*DIRECTIONS*.
Only lines holding "node" are needed; copy each of them from the data below.

*** RECORDS TO PROCESS ***

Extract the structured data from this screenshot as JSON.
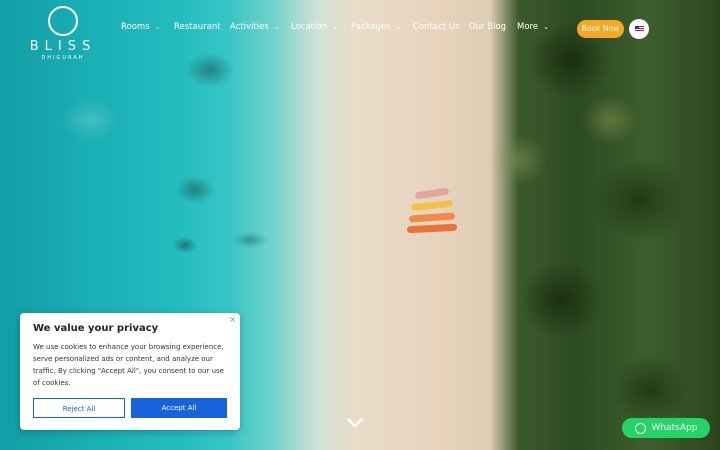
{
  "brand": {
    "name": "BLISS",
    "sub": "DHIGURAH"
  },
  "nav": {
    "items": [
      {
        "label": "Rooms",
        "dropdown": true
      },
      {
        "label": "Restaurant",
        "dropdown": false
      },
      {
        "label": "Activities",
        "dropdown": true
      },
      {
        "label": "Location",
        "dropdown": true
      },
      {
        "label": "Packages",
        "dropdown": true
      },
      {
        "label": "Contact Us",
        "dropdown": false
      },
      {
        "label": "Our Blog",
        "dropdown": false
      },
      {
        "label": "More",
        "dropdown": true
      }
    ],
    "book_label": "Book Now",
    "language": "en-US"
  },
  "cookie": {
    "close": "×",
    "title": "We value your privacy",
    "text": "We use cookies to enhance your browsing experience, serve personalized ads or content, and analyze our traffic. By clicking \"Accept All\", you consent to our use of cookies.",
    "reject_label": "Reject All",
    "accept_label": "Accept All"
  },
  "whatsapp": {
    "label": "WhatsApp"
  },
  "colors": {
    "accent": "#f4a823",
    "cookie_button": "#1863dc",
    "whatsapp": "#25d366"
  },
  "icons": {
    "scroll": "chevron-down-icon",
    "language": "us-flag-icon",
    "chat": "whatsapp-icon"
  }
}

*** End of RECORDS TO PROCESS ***
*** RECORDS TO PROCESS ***

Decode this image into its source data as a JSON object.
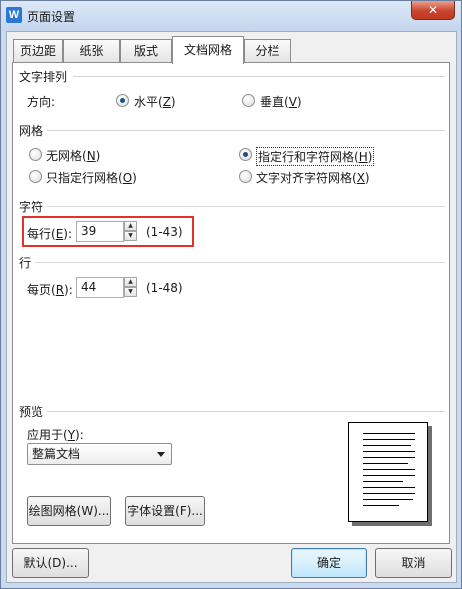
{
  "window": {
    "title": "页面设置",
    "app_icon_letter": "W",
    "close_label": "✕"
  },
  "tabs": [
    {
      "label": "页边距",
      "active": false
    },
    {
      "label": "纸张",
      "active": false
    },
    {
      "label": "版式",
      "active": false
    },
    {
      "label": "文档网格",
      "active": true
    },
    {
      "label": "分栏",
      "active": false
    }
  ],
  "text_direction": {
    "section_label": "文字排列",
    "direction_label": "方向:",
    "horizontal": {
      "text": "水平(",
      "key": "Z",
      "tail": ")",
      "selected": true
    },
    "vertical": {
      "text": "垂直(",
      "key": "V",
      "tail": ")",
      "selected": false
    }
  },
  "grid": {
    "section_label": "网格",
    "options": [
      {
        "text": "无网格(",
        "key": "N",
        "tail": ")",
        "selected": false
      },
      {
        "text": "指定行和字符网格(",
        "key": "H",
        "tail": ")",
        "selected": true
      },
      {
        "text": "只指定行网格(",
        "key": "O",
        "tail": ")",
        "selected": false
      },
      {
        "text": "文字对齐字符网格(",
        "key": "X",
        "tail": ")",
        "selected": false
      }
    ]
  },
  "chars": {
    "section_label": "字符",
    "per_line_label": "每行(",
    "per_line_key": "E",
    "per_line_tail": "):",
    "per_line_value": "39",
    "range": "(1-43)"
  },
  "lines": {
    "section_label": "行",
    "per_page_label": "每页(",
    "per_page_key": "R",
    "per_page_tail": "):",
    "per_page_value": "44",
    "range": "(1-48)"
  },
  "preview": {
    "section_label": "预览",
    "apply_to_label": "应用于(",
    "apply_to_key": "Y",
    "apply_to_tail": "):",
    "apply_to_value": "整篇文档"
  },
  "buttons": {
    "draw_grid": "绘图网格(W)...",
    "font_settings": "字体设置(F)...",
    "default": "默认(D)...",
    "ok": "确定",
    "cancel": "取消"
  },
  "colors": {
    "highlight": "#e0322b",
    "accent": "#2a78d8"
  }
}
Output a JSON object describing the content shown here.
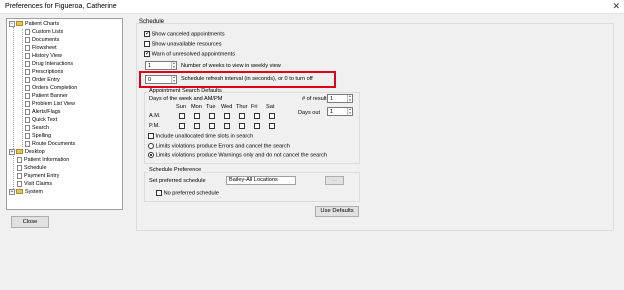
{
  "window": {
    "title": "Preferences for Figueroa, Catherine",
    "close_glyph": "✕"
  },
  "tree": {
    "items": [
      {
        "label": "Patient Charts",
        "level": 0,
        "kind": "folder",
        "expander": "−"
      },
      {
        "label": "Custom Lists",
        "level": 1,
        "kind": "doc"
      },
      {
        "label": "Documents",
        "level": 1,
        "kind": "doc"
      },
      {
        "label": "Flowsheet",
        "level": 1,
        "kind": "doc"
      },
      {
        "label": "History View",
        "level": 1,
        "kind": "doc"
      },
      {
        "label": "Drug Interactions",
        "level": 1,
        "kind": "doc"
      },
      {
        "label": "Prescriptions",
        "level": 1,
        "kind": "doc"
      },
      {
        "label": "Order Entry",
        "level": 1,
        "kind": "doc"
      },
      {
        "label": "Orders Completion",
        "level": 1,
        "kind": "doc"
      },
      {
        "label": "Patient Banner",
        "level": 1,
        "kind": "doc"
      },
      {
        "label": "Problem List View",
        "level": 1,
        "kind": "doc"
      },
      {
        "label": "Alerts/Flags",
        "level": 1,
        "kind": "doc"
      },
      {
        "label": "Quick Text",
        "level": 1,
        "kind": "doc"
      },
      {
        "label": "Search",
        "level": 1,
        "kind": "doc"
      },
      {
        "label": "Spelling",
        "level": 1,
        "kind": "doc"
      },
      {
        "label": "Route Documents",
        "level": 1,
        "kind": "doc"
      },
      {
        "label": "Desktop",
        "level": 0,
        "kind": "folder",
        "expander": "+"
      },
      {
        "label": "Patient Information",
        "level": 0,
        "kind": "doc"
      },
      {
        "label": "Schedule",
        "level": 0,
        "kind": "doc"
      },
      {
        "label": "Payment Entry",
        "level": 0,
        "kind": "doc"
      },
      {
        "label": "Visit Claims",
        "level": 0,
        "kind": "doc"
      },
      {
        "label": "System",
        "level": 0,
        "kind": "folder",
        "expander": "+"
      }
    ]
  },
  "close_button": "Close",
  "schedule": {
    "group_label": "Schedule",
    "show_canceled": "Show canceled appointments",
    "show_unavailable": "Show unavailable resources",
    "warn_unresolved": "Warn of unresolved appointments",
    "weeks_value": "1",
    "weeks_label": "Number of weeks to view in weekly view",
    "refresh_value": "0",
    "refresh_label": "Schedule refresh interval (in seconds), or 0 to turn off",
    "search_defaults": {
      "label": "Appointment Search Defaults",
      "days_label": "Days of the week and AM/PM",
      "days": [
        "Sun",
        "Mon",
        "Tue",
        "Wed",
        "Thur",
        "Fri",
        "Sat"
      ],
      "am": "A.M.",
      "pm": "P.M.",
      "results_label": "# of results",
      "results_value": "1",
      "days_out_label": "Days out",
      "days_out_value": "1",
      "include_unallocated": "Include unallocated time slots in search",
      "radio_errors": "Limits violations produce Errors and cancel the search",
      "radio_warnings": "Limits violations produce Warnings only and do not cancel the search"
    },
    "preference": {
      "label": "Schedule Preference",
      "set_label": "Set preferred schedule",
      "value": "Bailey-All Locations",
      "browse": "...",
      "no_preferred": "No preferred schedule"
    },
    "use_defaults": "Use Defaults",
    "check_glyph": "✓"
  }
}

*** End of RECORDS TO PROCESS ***
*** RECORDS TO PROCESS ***

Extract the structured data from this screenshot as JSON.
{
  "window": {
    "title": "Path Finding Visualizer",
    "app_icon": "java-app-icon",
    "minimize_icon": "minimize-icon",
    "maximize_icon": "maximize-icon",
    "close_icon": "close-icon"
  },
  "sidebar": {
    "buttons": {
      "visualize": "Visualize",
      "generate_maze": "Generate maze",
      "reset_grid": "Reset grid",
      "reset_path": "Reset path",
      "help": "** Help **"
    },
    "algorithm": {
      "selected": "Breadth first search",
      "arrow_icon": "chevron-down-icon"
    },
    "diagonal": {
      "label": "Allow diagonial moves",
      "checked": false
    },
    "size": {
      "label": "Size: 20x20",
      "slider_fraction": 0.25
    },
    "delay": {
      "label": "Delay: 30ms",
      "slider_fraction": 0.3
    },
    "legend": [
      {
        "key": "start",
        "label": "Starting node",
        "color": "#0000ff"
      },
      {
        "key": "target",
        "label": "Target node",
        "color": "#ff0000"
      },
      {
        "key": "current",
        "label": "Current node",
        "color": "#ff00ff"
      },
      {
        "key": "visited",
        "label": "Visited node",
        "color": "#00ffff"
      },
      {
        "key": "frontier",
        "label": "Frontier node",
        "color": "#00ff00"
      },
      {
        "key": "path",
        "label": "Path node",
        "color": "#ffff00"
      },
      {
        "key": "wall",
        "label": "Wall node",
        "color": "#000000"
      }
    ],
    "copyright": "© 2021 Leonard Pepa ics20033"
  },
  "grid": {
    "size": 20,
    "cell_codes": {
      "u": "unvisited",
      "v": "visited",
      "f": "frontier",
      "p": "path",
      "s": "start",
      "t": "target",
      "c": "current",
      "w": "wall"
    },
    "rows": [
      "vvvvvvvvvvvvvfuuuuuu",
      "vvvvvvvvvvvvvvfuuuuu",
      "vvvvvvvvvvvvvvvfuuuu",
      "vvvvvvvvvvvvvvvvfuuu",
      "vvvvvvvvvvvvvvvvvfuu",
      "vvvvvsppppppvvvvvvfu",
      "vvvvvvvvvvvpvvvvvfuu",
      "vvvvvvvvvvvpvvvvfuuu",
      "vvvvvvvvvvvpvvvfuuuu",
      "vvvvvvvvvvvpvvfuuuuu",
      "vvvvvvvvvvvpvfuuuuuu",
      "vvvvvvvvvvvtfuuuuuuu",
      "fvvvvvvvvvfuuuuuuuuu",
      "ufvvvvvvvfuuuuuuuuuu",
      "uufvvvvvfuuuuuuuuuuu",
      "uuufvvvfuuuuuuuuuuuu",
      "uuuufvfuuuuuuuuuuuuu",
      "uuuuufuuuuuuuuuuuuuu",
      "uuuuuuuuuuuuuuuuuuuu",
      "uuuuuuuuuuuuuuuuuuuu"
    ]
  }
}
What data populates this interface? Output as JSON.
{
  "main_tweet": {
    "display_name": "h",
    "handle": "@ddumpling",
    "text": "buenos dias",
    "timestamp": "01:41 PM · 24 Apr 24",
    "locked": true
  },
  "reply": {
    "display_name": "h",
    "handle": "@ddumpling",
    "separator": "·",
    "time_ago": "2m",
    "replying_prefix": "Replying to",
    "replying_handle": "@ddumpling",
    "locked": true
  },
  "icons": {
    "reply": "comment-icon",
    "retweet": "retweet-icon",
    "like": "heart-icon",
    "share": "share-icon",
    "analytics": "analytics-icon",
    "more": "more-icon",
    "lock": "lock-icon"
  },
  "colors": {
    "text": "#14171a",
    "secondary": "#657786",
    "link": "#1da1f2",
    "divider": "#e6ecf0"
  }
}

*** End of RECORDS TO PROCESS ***

*ANSWER*.
        "label": "Starting node",
        "label": "Target node",
        "label": "Current node",
        "label": "Visited node",
        "label": "Frontier node",
        "label": "Path node",
        "label": "Wall node",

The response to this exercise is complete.